▸ What is expected
Lines with the word "JSON" are the ones wanted. Copy each of them from the entries below.

[Recorded data]
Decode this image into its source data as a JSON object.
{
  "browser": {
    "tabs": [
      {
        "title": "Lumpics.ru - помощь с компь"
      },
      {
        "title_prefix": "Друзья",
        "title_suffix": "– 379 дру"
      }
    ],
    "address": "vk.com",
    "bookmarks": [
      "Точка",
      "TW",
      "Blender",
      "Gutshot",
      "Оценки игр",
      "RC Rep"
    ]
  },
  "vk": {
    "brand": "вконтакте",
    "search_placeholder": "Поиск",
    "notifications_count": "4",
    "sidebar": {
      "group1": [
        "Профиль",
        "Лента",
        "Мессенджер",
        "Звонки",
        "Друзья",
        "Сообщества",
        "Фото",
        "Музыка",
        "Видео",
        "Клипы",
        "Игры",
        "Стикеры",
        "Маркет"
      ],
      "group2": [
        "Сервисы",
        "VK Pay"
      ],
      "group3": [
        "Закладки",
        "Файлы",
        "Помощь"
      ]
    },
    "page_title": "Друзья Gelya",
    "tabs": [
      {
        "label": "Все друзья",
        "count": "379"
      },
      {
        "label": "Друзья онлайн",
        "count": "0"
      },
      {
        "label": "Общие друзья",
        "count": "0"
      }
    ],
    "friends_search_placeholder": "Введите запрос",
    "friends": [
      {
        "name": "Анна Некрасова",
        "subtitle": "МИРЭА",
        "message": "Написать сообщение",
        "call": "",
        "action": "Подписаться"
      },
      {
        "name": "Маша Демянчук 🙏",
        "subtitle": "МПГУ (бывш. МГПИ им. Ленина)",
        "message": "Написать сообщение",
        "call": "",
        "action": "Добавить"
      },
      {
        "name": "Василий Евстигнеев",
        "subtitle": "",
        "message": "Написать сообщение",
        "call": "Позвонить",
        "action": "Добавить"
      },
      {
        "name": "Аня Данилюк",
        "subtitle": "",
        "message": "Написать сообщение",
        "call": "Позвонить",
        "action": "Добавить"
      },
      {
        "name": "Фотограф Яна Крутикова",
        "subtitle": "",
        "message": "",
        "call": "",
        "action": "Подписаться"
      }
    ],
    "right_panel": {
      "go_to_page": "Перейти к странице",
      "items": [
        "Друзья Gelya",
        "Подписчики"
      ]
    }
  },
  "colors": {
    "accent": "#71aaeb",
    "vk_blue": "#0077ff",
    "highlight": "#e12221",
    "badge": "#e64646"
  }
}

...

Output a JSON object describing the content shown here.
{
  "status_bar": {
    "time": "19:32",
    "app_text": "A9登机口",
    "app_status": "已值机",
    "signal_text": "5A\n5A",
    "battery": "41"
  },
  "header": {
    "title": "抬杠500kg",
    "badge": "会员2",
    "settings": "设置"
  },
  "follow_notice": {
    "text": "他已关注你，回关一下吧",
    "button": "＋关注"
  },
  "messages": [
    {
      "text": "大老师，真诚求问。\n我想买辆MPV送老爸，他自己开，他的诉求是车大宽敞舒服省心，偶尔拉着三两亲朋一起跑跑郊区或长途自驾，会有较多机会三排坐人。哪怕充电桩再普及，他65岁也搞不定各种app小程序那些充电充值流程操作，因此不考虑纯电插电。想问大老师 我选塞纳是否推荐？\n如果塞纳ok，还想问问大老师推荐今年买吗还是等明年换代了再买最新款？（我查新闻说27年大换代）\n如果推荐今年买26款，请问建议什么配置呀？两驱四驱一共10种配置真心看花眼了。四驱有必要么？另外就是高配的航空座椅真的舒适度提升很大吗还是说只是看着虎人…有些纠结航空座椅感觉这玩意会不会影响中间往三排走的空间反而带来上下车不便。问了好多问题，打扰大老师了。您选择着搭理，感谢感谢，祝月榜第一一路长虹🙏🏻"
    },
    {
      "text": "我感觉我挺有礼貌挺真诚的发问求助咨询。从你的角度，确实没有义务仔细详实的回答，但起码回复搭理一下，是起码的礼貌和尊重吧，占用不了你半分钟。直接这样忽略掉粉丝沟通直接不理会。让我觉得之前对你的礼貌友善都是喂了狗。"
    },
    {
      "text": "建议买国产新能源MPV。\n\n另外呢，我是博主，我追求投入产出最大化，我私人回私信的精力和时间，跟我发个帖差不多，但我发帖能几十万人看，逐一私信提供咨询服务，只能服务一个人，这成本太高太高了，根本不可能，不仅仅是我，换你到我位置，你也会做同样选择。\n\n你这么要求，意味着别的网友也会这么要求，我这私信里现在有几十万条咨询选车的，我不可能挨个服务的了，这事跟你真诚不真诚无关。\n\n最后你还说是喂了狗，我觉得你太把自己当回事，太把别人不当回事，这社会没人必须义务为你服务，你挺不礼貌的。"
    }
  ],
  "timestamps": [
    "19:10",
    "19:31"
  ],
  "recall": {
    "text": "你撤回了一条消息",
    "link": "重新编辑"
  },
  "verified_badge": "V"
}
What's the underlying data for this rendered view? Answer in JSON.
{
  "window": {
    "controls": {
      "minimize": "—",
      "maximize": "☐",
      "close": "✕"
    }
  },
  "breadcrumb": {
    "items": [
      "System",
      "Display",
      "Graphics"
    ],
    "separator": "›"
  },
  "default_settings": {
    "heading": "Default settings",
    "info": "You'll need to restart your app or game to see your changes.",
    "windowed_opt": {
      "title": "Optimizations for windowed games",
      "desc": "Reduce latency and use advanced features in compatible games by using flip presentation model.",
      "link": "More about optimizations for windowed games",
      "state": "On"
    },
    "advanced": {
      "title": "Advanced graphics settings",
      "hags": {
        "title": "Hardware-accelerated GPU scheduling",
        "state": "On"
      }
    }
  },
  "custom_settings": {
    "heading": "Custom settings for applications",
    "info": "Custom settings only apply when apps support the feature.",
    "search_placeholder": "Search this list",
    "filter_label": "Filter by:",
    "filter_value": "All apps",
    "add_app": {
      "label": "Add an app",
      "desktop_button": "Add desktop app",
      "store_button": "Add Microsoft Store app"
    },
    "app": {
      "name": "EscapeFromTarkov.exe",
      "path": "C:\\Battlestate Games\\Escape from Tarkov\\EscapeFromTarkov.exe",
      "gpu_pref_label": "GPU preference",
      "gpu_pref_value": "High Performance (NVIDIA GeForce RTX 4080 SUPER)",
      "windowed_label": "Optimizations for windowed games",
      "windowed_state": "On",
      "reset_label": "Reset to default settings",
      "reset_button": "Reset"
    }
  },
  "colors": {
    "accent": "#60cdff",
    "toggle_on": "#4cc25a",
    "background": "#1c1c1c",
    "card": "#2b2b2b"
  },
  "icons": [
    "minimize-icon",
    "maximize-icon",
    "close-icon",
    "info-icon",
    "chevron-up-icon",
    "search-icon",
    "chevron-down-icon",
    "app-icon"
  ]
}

▸ Reply
Decode this image into its source data as a JSON object.
Output a JSON object describing the content shown here.
What's the underlying data for this rendered view? Answer in JSON.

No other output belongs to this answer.